And in my view personally, this has to be somehow connected with the rule change proposed a week ago, in which lobbyists are saying providers shouldn’t be required to make it easy for all of us to get our information. That’s the #NoMUwithoutMe campaign, that we posted Thursday.
The Times had a feature article last November, Medical Records: Top Secret. Here’s hoping we continue to see growing media coverage – this is serious stuff. Remember: No doctor can do what they’re trained to, if they don’t have the facts.
Restricting flow of patient information
is not a valid playground
for private business interests.
If you want to do that, go find some other industry.
Several edits made, 1-2pm
There is a movement underway – a movement for patient liberation and autonomy – and the empire is striking back, interfering with our efforts. We – the whole movement, not just SPM – need your help.
If you’re in a hurry, skip down to the Do this first section. But come back and learn more about why this matters.
What’s at issue

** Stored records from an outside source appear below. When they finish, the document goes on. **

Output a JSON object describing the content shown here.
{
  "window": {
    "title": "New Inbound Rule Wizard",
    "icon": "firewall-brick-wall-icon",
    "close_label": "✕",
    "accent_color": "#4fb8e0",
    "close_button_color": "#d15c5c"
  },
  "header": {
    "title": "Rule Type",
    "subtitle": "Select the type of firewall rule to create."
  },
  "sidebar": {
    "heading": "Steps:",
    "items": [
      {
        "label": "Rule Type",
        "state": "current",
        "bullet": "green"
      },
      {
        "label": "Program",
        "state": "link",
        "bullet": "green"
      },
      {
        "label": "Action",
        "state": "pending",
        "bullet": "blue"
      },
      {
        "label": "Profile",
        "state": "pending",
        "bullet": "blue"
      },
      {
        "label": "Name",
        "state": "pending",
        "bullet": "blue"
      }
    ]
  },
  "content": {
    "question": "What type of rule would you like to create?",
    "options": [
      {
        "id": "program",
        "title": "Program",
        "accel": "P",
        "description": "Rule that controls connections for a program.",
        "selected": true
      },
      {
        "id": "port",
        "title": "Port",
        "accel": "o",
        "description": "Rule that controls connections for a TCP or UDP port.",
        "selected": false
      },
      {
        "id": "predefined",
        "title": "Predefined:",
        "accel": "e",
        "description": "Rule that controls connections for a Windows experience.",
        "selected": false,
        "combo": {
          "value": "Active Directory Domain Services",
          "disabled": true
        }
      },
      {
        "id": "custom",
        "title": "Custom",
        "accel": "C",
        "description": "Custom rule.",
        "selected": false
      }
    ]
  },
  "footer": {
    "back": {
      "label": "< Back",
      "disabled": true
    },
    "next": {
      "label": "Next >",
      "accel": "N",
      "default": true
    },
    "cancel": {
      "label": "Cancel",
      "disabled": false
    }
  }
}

A proposed rule change from Federal regulators would reduce the requirement for healthcare providers (hospitals and doctors) to share and have us use our medical information that’s in their computers. In short, these people have told regulators that it’s too hard, and they want to get paid without making data sharing a reality. For more information, see our post Monday.

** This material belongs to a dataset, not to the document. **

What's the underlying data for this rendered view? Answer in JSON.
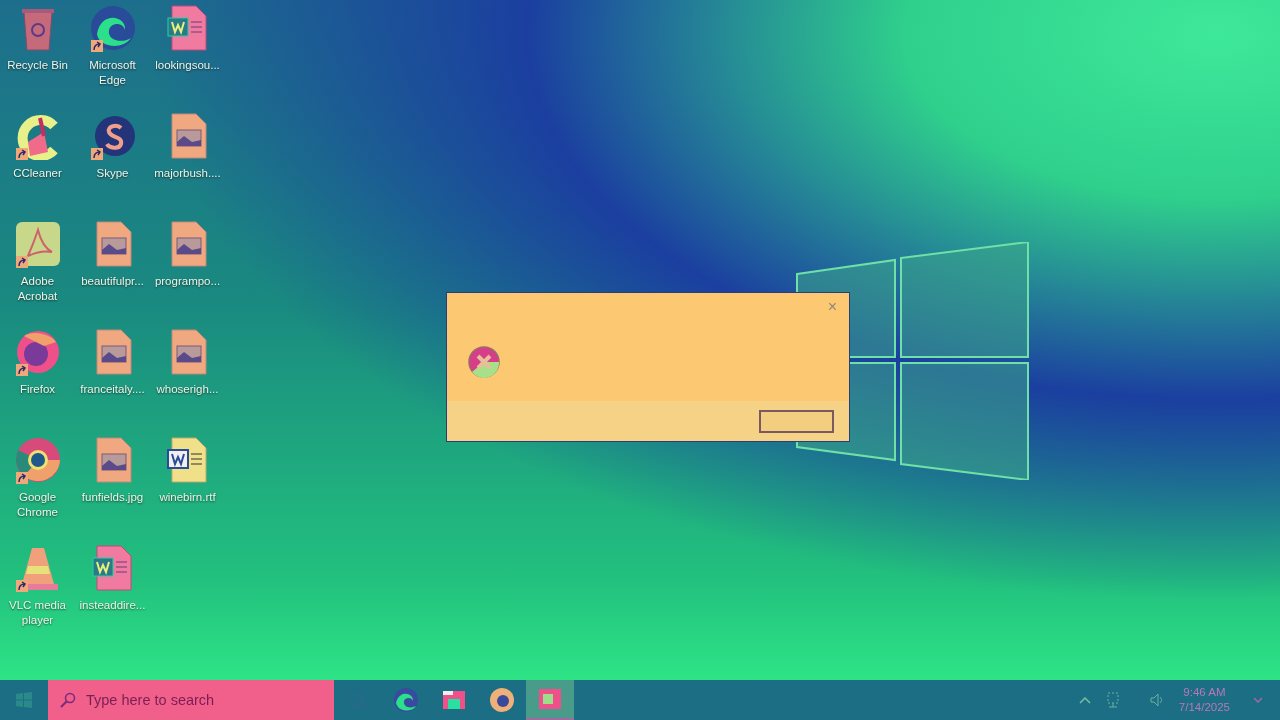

What’s this “MU”?
According to a new study in JAMA, data breaches into people’s protected health information (PHI) records are increasing: “[The] study that found almost 30 million health records nationwide were involved in criminal theft, malicious hacking or other data breaches over four years,” notes the AP reporting on the study.
That’s a lot of data theft. Previous researchers supposed the data stealing is occurring primarily for identity theft reasons, or for medical identity theft (a specialized kind of identity theft that, in one common scenario, allows criminals to profit off of fraudulent billings to Medicare).
But the numbers still pale in comparison to credit card thefts — an ecosystem predicated on the very idea of security for the past five decades. In fact, despite spending countless millions of dollars a year to try and stop such hacking and fraudulent activity, the credit card industry has suffered from spectacular failures in the past few years.
Proposed rule change will *reverse* data sharing requirements; Regina & Farzad call for “National Day of Action” to fight back
Friday evening I got a tweet from SPM member Sherry Reynolds about something that had just happened in Washington. Today it unfolded. (Don’t miss her comment, too, about the history of this issue and her role in it.)
Change can provoke upset. Technological change can be hard, especially in an industry that’s not known for its IT leadership. And social change can be upsetting to the point of the establishment fighting back … as people in the civil rights movement learned. (The recent movie “Selma” makes all this fresh in many people’s minds.)
To some observers of health IT, it appears the establishment is indeed fighting back – actively, through its lobbyists – to reverse the progress patient activists have made. And it looks like things are coming to a head, right now, at the huge HIMSS health IT conference just starting in Chicago.
First, watch this two minute hallway video of SPM member Regina Holliday Sunday night, responding to that Friday news item.